Once we had picked up our jaws and made it back to the car we thought we would make a “quick” stop on the way back to track via the “Pro Bass Shop” which I quote one of the American mechanics working with us is the
“Pro Bass Shop is the most American shop you could ever visit”
and he was not wrong. Once we turned into the driveway, we embarked on a 10min drive through curated nature experiences where it felt like you had driven into the middle of the wilderness, with flowing brookes, tall pines, natural rock walls and even a private lake where you could test your new fishing rod, it was an absolute experience and we hadn't even made it to the front door! Upon arriving we walked through the cathedral entrance to be greeted by some of the most extravagant and details displays imaginable. This “shop” would have to be the size of 2 football fields at least, inside there were waterfalls, fish tanks, lagoons and littered around these were animals of all shapes sizes and genomes. There was a fishing section that would have held close to 1000 fishing rods, an indoor shooting gallery, acres of outdoor clothing wear, a cache of 500 firearms, 200 bows of all types and enough camo to fit out an entire battalion. It was truly the most American shop we could have ever entered. Once we had expressed more “OMG’s” than humanly possible we checked the time and realised that we had been inside that space for 45 minutes and haven't even scratched the surface.
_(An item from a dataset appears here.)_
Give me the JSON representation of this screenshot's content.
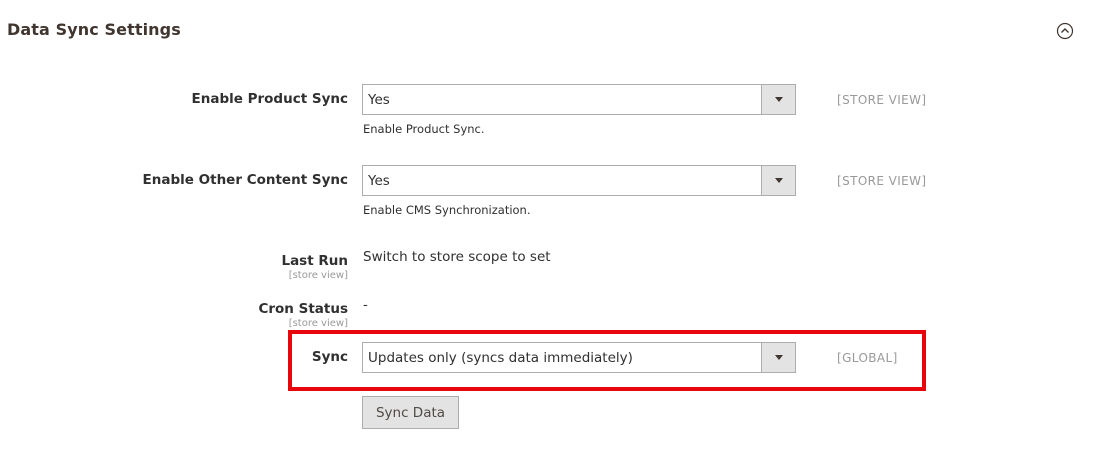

So it was time to get back to the track as the weather was due to break in half an hour for the afternoon session. Off we went bidding adieu but not farewell to the American experiences for the day.
That night we linked up with the team manager, head engineer and Alex’s engineer and all got a steak at Longhorn steakhouse, this was another great meal with a 20oz t bone, broccoli and mash on the side. It went down an absolute treat and was cooked to perfection, Seth Feroce would be proud. One custom that I'm still very much warming up to is the addition of an orange wedge added to a Lager. Firstly, we don't need to keep any flying critters out of the beer, we are inside. Secondly you have this overwhelming citrus flavour that negated the natural and crisp flavour of the beer.
I just want to take the opportunity to point out that these two beers I have written about have in fact been the only beers I've consumed since landing in America, and based on the orange trend I'm very unlikely to be having many more 😊
The three key takeaways from this:
I miss the cooler weather more than I realised, yes being warm is nice but I work so much more efficiently and clearly when the temperature is lower.
Local businesses are the same across the world, they put in the extra effort to make sure that your experience is the best it can be.
Race weekend is going to be very fast paced and intense, the forces on the drivers body is amazing and the most minute adjustment can make all the difference when it comes to extracting the most for the car.
Until next week,